[Website and app data records]
───
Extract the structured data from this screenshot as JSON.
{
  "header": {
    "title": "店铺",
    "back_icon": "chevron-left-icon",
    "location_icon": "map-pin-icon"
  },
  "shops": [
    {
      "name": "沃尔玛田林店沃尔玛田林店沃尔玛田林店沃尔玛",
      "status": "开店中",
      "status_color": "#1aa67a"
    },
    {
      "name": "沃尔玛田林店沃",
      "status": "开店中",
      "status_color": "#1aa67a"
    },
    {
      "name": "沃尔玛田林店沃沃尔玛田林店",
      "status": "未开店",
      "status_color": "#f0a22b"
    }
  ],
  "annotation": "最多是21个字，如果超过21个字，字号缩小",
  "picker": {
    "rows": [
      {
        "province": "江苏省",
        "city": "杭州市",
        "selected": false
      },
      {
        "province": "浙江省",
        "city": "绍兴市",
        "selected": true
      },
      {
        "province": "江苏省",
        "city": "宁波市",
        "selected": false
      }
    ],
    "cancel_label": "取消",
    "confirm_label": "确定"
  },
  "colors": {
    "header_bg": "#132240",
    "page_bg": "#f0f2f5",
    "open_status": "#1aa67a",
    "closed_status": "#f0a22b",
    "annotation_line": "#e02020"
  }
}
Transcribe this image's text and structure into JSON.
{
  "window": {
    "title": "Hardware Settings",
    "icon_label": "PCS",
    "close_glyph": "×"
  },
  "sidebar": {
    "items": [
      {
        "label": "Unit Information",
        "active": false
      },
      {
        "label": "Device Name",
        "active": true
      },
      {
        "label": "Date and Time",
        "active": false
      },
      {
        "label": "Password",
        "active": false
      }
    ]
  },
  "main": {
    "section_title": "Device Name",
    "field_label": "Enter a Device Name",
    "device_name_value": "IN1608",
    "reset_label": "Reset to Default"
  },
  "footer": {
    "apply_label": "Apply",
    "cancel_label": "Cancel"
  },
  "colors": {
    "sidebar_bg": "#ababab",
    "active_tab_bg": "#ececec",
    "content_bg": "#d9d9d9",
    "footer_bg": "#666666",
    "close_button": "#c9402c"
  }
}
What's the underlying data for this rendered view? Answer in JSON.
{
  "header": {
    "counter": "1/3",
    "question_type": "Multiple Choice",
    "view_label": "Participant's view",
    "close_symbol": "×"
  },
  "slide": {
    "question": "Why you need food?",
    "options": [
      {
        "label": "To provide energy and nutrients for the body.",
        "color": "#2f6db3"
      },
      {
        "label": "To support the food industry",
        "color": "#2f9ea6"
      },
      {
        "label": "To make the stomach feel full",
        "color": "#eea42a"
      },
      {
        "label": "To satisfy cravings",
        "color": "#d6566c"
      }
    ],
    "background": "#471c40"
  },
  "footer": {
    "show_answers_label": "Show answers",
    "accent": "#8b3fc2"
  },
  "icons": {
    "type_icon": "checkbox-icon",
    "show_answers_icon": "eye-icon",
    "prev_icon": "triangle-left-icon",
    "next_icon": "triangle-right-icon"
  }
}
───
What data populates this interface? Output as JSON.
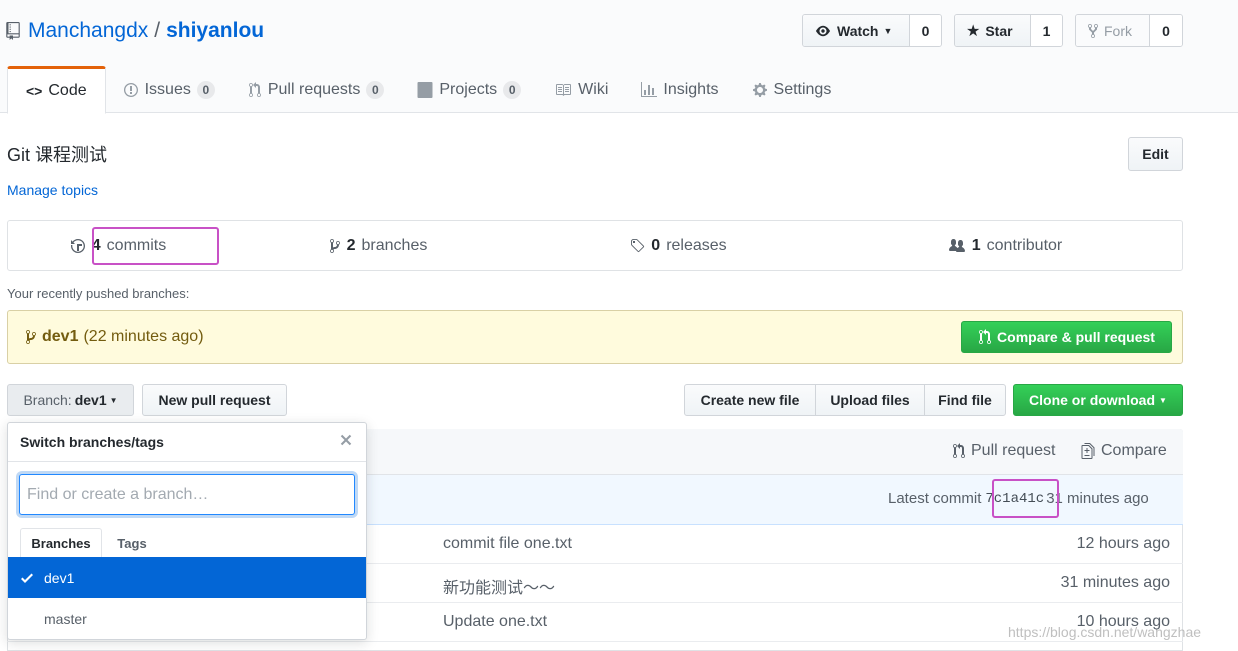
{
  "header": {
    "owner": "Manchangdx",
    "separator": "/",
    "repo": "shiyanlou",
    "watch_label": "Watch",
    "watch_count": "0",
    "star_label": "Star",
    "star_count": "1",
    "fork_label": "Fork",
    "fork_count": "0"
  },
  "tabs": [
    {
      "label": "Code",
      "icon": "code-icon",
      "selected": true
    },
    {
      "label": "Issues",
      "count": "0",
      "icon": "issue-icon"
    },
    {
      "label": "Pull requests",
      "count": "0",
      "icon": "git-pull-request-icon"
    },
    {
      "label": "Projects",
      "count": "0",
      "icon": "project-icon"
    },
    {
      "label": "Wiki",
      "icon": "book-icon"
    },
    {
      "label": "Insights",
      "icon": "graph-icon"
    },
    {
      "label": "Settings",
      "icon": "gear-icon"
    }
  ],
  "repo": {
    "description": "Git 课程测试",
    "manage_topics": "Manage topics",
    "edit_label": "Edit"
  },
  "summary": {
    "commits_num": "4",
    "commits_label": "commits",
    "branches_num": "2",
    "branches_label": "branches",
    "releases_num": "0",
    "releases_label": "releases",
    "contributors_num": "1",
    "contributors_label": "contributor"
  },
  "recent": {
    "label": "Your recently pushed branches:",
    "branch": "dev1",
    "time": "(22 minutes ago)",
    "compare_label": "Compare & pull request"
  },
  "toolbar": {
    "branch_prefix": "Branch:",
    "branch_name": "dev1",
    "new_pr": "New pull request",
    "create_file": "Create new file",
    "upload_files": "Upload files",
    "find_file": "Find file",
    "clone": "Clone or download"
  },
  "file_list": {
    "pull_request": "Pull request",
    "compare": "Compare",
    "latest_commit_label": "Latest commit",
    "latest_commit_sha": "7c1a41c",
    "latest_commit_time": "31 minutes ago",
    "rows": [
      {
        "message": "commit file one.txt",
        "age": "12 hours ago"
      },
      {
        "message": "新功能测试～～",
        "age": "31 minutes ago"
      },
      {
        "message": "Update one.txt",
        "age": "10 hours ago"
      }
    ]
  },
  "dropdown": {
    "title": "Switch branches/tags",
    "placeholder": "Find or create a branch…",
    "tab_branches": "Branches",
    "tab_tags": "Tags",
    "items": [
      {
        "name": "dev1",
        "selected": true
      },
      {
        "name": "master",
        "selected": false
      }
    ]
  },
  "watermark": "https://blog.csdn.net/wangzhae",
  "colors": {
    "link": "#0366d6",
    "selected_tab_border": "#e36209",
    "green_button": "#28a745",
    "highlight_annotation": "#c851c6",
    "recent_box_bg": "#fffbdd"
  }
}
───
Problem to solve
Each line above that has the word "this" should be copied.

The completed task
Extract the structured data from this screenshot as JSON.
Transcribe this image's text and structure into JSON.
What's the underlying data for this rendered view? Answer in JSON.
What data populates this interface? Output as JSON.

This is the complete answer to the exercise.